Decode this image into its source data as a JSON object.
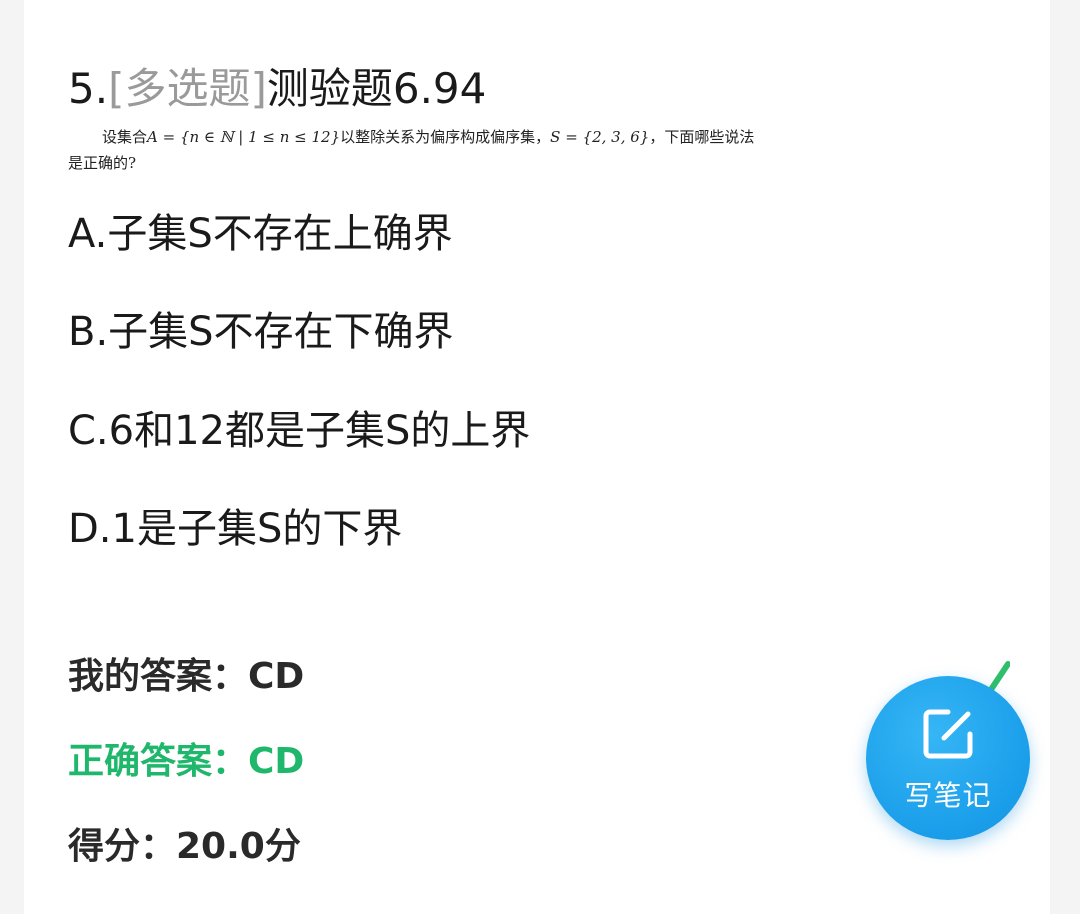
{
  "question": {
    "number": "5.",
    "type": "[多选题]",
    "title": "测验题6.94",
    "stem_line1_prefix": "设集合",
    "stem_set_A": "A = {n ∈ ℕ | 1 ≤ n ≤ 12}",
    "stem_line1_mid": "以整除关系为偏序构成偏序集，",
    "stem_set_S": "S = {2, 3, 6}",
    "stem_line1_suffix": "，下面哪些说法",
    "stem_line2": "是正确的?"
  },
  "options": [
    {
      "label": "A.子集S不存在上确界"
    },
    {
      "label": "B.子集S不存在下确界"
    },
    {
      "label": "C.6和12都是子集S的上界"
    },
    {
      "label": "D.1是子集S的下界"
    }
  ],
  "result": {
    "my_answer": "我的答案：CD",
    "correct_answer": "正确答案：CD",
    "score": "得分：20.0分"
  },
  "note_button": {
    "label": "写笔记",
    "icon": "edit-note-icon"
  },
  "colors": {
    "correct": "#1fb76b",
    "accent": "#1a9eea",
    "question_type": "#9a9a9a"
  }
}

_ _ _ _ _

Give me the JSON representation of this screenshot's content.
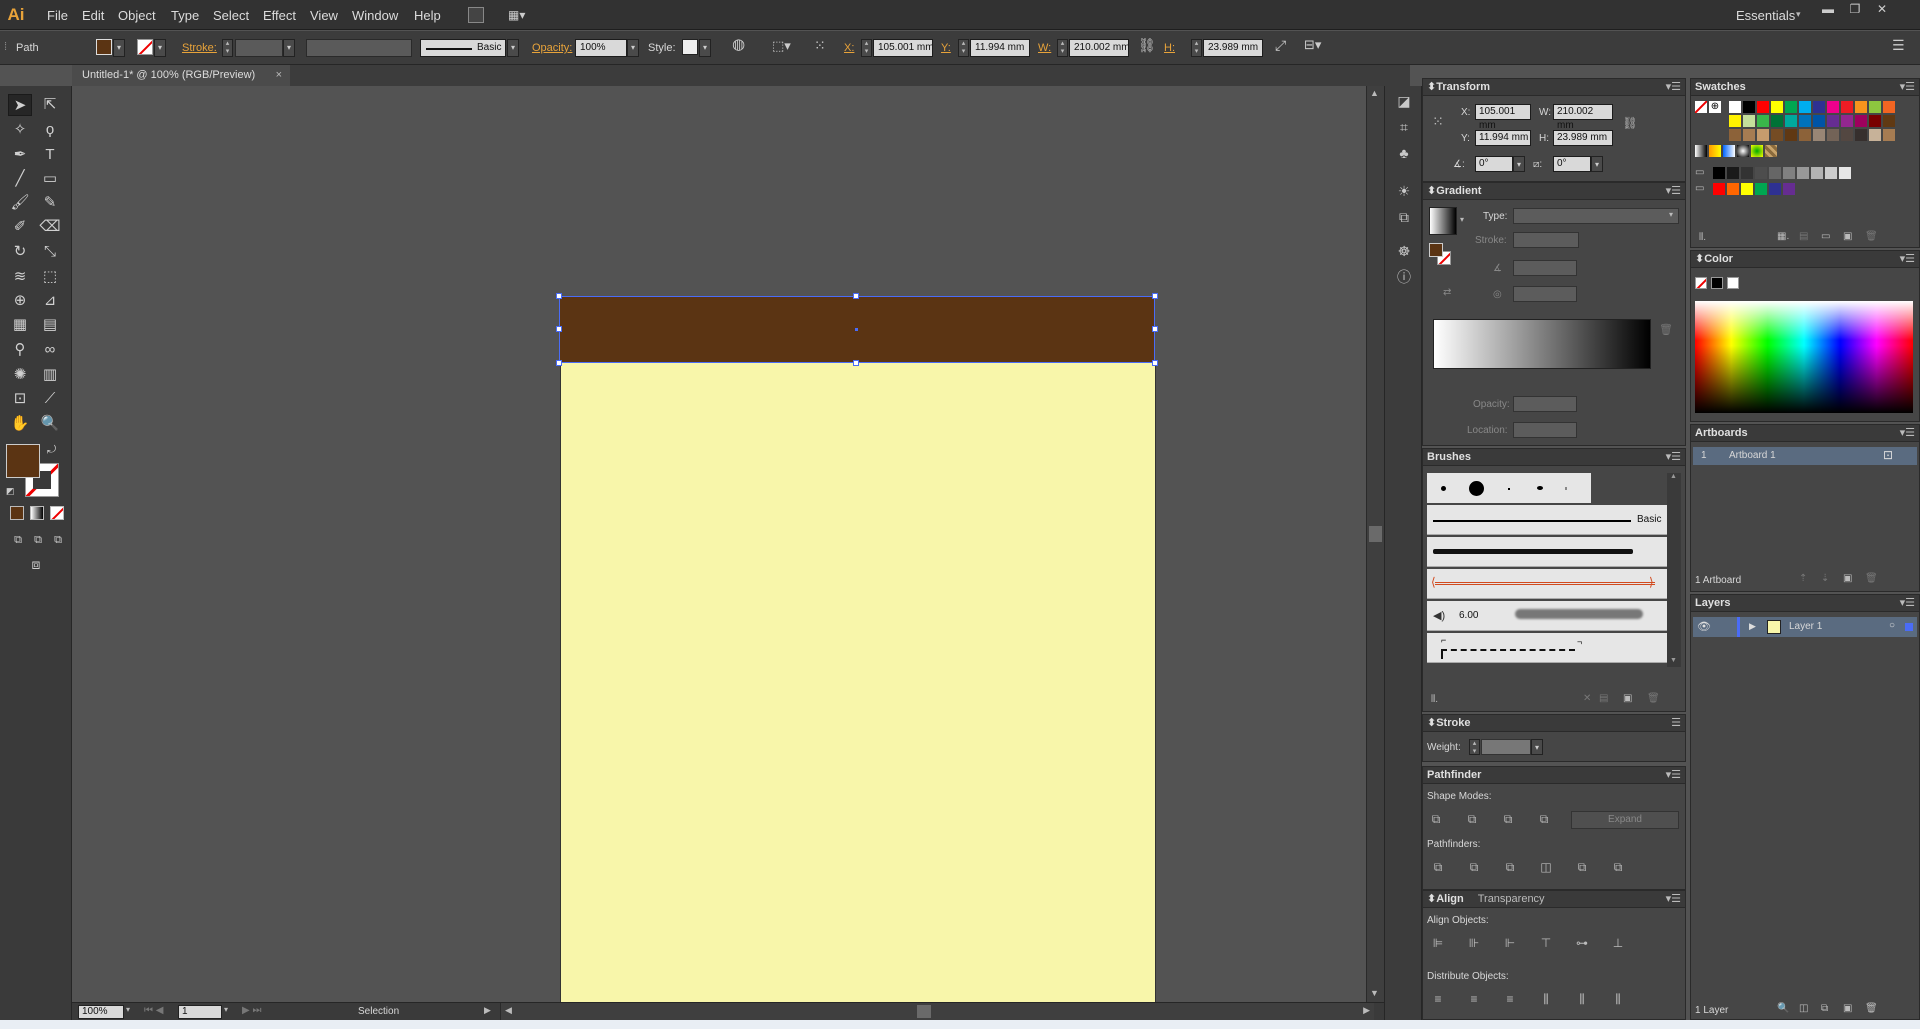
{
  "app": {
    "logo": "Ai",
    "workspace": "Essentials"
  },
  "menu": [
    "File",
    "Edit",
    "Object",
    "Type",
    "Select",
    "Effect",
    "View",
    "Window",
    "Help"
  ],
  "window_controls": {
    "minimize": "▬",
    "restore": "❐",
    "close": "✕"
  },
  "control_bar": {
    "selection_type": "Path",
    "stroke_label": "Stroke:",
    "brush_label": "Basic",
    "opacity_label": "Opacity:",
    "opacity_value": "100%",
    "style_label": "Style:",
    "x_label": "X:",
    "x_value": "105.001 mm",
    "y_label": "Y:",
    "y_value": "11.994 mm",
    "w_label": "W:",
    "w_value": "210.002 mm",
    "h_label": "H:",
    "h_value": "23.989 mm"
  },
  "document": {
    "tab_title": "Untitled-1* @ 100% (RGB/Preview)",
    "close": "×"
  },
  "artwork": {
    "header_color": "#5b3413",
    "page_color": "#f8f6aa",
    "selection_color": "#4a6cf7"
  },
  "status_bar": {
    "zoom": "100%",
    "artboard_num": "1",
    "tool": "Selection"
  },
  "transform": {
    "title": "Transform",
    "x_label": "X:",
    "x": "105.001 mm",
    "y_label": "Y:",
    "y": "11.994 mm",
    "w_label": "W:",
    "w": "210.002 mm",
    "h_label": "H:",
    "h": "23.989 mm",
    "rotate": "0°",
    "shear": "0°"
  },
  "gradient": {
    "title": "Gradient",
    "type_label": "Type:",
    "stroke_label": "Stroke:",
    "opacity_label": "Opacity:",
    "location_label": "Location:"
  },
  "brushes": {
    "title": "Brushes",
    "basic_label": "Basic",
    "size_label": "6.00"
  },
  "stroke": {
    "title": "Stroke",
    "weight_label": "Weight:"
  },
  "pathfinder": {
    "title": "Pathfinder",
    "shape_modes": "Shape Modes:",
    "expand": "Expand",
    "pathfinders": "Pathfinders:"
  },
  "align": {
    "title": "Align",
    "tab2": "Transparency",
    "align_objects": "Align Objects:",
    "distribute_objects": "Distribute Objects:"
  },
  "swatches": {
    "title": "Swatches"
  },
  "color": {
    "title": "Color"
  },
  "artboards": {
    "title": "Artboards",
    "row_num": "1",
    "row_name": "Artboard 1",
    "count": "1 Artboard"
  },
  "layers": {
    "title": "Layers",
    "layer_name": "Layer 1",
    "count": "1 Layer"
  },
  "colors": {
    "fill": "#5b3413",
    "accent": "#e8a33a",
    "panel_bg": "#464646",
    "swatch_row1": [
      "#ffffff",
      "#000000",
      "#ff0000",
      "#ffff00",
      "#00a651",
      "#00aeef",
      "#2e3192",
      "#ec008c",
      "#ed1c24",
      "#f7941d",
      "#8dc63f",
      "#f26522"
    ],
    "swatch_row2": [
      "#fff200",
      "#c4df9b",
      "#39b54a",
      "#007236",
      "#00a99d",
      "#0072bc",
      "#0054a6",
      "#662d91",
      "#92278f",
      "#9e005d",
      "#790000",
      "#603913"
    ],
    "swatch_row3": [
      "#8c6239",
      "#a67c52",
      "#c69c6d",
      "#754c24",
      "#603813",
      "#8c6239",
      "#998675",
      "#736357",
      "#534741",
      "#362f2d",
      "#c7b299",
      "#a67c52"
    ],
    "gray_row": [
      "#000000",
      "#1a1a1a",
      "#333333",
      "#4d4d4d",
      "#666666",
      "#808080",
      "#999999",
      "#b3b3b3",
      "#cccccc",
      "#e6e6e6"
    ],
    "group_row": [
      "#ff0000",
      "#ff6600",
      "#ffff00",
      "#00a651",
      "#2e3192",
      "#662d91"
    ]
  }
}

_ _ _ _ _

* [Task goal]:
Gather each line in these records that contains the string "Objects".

* [Task response]:
    "align_objects": "Align Objects:",
    "distribute_objects": "Distribute Objects:"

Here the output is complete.